Ghaffary, Seyed Mahmoud Tabib, Chawade, Aakash, Singh, Pawan Kumar
Euphytica 2018 v.214 no.7 pp. 122
Mycosphaerella graminicola, Triticum aestivum, climate change, crossing, cultivars, disease resistance, foliar diseases, fungi, genotyping, grain yield, mature plants, phenotype, plant breeding, quantitative trait loci, resistance genes, screening, seedlings, wheat
Septoria tritici blotch (STB), caused by fungal agent Zymoseptoria tritici (previously known as Mycosphaerella graminicola) is a devastative foliar wheat diseases globally. Importance and potential threat of STB have been discussed historically and geographically. This paper reviews information on the Z. tritici—wheat pathosystem and proposes approaches to identify resistance genes and to advance in breeding for STB resistance. Screening of resistant lines/cultivars, QTL mapping analysis within genetic populations derived from crosses, detection of new resistance gene(s) and finally application of Stb gene carrier line/cultivar in crosses are the major stages of a practical wheat-breeding program against STB of wheat. Phenotyping and genotyping outputs on the top of each other should confirm each other, so it needs to expose a resistance gene carrier line/cultivar in the epidemic condition at seedling/adult plant stage to confirm resistance performance of detected gene(s) in the real condition. On the other word, detecting an associated QTL to resistance should not be considered as the end of investigation. Climate change resulted geographical disease pattern conversion where some diseases became more important in some area where they had not been serious in the past and vice versa.
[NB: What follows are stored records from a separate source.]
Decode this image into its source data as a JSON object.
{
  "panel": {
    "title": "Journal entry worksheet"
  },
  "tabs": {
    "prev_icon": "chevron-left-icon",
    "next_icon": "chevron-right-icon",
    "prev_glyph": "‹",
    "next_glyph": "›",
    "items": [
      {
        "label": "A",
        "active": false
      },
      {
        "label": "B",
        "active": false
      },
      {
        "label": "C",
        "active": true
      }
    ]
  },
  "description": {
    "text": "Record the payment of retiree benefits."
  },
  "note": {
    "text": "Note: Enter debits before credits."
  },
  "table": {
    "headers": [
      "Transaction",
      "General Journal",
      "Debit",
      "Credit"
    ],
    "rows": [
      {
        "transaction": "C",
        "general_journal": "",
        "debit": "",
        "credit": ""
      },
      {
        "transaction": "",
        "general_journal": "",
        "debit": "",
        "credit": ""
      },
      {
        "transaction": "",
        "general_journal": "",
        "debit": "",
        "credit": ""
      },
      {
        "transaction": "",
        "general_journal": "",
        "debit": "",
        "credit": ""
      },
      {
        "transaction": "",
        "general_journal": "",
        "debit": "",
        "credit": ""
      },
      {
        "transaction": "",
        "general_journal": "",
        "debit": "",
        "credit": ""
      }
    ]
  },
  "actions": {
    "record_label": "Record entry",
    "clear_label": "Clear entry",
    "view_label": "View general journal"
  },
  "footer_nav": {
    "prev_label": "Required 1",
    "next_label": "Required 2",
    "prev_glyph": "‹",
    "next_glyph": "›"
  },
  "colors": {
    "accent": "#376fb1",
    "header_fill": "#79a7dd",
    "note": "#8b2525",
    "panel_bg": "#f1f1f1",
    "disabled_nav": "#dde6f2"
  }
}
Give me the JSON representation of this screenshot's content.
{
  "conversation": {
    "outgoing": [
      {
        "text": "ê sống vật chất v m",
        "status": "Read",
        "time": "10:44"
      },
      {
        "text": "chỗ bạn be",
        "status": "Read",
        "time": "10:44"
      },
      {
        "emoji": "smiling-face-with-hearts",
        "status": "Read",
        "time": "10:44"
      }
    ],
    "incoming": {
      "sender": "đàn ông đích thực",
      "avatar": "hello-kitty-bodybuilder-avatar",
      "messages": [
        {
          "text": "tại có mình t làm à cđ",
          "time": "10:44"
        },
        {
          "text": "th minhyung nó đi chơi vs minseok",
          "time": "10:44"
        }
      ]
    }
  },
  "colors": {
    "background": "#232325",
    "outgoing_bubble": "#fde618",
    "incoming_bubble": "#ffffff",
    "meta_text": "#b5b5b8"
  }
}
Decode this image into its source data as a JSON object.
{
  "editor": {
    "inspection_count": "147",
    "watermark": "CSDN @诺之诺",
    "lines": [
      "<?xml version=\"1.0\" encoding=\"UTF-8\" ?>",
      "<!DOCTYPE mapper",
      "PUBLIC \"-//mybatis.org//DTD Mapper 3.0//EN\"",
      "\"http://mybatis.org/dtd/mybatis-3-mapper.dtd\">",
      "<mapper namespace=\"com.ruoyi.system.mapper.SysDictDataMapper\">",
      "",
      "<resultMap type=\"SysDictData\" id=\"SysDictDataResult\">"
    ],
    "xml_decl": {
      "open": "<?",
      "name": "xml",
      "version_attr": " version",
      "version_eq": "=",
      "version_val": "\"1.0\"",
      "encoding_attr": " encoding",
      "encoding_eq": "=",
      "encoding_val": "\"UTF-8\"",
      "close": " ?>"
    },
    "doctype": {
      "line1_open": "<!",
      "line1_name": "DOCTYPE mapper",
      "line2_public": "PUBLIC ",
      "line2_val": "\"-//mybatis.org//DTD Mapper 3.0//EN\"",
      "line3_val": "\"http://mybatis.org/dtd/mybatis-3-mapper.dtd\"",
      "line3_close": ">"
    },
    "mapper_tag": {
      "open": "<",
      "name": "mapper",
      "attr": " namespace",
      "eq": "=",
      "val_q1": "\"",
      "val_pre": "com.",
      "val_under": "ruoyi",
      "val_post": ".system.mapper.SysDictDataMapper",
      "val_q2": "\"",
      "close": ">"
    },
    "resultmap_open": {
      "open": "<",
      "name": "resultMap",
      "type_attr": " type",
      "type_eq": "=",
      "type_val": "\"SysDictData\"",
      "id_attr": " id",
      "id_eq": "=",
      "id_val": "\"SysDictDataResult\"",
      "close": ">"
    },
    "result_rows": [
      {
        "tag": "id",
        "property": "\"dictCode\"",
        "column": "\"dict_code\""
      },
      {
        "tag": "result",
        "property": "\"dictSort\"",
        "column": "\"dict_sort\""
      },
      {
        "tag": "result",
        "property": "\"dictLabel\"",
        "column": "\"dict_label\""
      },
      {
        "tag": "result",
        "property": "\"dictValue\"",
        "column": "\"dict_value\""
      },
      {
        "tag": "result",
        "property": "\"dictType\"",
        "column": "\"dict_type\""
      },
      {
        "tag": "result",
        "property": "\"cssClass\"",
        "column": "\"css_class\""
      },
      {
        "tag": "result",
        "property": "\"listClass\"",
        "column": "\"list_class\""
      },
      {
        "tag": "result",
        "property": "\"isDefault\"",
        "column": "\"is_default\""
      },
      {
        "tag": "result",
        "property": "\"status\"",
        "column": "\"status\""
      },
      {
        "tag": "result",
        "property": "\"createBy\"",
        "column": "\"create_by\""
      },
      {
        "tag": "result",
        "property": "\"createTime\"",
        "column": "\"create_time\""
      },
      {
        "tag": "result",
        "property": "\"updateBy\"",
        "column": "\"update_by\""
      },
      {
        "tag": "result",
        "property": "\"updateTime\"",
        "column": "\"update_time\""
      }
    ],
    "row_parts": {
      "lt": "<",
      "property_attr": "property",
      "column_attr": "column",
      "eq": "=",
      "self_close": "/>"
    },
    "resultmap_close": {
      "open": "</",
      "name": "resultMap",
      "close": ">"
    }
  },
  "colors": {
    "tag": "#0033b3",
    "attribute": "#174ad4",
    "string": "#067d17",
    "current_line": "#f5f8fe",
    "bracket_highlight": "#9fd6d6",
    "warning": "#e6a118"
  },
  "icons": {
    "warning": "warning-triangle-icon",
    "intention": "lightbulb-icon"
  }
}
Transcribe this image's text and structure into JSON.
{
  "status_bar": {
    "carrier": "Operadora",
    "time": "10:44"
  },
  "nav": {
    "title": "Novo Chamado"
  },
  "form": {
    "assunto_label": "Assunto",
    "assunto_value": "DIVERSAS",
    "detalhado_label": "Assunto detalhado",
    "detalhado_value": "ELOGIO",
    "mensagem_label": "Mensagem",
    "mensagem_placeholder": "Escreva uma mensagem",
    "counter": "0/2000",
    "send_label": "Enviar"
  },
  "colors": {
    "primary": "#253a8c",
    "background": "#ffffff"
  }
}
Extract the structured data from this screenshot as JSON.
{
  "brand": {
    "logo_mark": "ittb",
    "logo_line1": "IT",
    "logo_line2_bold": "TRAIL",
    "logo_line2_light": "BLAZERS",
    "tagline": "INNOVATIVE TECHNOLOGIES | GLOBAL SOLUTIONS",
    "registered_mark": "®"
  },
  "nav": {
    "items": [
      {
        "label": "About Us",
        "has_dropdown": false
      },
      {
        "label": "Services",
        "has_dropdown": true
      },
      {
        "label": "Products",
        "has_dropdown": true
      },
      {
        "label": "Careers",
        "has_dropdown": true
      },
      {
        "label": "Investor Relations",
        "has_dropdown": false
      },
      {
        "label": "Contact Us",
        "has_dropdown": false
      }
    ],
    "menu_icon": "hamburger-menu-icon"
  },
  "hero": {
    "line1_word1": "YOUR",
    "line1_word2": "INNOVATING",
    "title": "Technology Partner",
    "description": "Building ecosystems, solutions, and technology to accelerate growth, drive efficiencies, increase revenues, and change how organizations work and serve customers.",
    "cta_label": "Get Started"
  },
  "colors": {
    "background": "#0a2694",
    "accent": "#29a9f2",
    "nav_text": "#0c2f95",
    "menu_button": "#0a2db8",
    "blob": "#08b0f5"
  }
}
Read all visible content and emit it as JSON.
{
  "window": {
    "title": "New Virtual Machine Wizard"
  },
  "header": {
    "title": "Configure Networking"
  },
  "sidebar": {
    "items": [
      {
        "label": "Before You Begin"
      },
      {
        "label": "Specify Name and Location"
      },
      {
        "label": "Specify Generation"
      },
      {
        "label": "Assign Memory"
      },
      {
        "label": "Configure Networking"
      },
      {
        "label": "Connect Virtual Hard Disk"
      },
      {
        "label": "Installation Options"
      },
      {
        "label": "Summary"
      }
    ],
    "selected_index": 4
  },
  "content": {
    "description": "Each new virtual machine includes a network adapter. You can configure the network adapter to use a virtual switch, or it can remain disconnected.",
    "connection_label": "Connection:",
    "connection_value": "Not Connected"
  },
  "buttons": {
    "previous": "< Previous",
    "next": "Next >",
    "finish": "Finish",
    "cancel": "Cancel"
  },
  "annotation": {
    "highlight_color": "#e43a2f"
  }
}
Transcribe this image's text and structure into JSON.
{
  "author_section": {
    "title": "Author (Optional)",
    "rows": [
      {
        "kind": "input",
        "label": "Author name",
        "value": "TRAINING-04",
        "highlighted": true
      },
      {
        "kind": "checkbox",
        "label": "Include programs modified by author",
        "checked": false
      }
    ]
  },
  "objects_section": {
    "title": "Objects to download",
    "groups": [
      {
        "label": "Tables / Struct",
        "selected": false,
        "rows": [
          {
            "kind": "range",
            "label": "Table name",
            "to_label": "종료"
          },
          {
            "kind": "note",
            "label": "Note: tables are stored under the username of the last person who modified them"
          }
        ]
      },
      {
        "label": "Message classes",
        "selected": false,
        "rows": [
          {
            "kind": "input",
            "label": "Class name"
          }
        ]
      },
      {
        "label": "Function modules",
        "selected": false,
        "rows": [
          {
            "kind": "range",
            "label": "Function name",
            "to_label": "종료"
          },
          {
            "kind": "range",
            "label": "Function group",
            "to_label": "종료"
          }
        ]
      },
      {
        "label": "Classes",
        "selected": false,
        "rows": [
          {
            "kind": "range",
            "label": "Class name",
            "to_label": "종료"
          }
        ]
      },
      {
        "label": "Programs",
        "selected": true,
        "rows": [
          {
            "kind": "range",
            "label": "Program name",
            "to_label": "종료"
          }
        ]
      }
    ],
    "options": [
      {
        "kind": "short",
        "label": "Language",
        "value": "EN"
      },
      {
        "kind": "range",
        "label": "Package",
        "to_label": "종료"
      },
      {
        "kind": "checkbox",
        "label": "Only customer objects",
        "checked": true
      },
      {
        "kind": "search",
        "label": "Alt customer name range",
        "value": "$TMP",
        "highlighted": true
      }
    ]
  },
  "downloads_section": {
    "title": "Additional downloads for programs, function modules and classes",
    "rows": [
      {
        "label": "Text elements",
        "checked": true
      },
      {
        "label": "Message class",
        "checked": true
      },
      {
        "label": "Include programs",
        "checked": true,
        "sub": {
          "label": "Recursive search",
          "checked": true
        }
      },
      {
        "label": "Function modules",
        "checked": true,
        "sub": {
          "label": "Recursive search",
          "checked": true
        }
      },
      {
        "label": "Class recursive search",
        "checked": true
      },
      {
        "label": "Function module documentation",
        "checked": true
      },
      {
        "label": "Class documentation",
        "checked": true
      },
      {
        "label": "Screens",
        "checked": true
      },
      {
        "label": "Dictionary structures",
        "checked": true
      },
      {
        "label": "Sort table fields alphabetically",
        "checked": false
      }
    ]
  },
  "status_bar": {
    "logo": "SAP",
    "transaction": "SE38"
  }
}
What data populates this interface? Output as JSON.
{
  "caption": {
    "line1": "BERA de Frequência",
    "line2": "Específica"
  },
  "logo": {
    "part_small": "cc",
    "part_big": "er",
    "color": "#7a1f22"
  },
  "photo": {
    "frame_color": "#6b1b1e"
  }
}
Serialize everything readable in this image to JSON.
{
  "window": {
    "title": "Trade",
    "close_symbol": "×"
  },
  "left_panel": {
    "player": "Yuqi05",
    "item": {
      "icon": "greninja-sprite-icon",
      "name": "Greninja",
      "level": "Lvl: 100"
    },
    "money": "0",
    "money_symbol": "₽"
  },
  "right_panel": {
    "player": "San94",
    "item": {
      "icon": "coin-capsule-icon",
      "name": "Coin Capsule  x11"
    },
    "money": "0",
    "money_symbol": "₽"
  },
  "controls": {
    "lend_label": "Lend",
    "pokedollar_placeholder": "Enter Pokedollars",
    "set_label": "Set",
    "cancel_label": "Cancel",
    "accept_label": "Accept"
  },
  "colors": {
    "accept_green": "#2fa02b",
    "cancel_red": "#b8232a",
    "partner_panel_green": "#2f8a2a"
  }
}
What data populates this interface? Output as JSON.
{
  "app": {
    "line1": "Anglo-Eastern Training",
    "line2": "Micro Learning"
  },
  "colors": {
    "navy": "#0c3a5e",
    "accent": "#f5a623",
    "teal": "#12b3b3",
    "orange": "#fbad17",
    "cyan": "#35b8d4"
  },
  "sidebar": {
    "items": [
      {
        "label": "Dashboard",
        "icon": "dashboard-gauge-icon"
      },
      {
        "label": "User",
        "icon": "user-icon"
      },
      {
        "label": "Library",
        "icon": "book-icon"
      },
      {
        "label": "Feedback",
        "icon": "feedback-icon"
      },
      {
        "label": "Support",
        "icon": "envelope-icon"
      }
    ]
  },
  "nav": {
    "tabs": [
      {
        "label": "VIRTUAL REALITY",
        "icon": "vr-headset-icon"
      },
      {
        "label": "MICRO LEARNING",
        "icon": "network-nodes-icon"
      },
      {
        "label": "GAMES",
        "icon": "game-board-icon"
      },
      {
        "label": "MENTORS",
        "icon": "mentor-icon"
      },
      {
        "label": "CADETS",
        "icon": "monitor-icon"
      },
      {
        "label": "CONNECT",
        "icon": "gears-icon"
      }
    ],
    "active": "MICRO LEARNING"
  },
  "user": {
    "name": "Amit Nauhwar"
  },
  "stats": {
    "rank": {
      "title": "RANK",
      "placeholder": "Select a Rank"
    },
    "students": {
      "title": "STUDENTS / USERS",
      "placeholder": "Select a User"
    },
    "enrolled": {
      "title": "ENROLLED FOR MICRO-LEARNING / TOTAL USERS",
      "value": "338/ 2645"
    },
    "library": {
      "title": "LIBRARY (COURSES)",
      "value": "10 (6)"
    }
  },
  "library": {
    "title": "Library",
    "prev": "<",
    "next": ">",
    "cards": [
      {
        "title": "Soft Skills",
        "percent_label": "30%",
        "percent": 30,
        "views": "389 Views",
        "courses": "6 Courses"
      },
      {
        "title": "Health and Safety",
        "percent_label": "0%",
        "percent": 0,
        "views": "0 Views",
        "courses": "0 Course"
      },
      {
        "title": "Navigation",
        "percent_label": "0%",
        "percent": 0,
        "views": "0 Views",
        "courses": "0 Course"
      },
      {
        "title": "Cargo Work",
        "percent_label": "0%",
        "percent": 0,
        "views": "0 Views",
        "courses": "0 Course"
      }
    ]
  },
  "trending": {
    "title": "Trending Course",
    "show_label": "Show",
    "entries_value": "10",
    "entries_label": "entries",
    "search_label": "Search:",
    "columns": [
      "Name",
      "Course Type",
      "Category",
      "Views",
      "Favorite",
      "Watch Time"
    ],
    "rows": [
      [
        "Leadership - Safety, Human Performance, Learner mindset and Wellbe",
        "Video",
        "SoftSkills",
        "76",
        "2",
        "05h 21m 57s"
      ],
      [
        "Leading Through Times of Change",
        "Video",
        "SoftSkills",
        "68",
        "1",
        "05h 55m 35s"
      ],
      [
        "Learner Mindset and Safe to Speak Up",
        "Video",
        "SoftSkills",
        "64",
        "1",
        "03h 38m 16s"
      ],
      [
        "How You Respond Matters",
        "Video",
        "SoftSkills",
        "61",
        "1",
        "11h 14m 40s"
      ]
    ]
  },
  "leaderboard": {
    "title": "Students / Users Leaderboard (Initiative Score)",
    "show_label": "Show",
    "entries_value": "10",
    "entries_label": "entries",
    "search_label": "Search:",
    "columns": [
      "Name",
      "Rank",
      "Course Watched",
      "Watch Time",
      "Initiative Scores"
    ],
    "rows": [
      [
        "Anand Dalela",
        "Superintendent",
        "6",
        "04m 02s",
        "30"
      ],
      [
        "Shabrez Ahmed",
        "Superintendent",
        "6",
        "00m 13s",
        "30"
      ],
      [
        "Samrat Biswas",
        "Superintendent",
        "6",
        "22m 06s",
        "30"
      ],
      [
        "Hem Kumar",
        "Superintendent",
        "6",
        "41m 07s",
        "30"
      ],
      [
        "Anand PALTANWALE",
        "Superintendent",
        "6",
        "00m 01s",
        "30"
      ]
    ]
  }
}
Hence, a reconsideration of wheat disease importance zone is necessary to predict regions where STB is and will be a limitation for wheat yield improvement.